The first complainant was awarded $10,000 for distress and psychological damage caused by the error. This distress was compounded by the fact the error resulted in a breakdown of the doctor patient relationship with his treating practitioner from the medical practice resulting in him being forced to find a new doctor. In addition, he was awarded $3,500 for the costs he had incurred and would incur in receiving treatment for this psychological damage.
The second complainant was awarded $3,000 for his distress and psychological damage. The medical practice had already funded his psychological treatment and no further award for psychological treatment was made.
Take Home Message
As this decision demonstrates, a simple error of mis-typing an email address can be enough give rise to a breach of the APPs and an award of compensation against a medical practice.
You could help to protect your organisation from complaints and awards of compensation under the APP by taking reasonable steps to ensure that your patients’ personal information is protected from unauthorised disclosure. These might include:

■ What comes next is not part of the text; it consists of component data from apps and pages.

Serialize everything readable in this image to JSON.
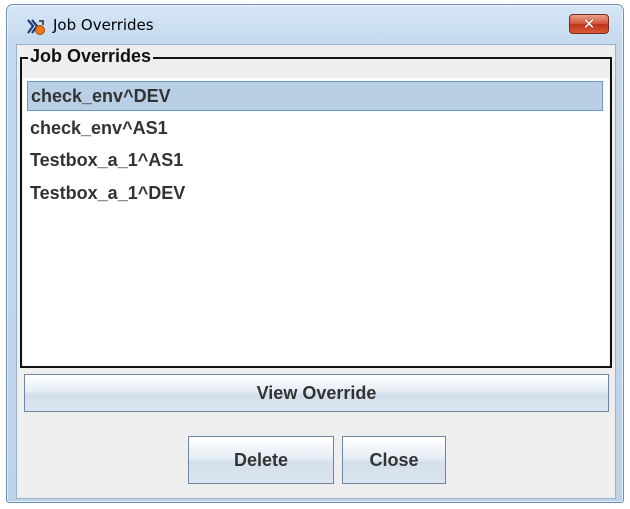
{
  "window": {
    "title": "Job Overrides",
    "close_glyph": "✕"
  },
  "group": {
    "legend": "Job Overrides"
  },
  "list": {
    "items": [
      {
        "label": "check_env^DEV",
        "selected": true
      },
      {
        "label": "check_env^AS1",
        "selected": false
      },
      {
        "label": "Testbox_a_1^AS1",
        "selected": false
      },
      {
        "label": "Testbox_a_1^DEV",
        "selected": false
      }
    ]
  },
  "buttons": {
    "view_override": "View Override",
    "delete": "Delete",
    "close": "Close"
  },
  "icons": {
    "app": "java-app-icon",
    "close": "close-icon"
  },
  "colors": {
    "selection": "#b8cfe5",
    "close_button": "#c8452a"
  }
}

- Enforcing strict guidelines for the use of email communication with patients which dictate avoidance of email communication where possible.
- Privacy training for practice staff (both clinical and administrative).
- A compulsory two-step authentication process for the email of personal or sensitive information.
If you become aware that a breach has occurred, act promptly to address the breach and reassure the patient that you are taking steps to do so. Not only could prompt redress limit the scope of unintended disclosure and use of the patients personal information, it could also minimise the distress suffered by the patient and be taken into account as a mitigating factor when compensation is being assessed.
1‘SD’ and ‘SE’ and Northside Clinic (Vic) Pty Ltd  AICmr 21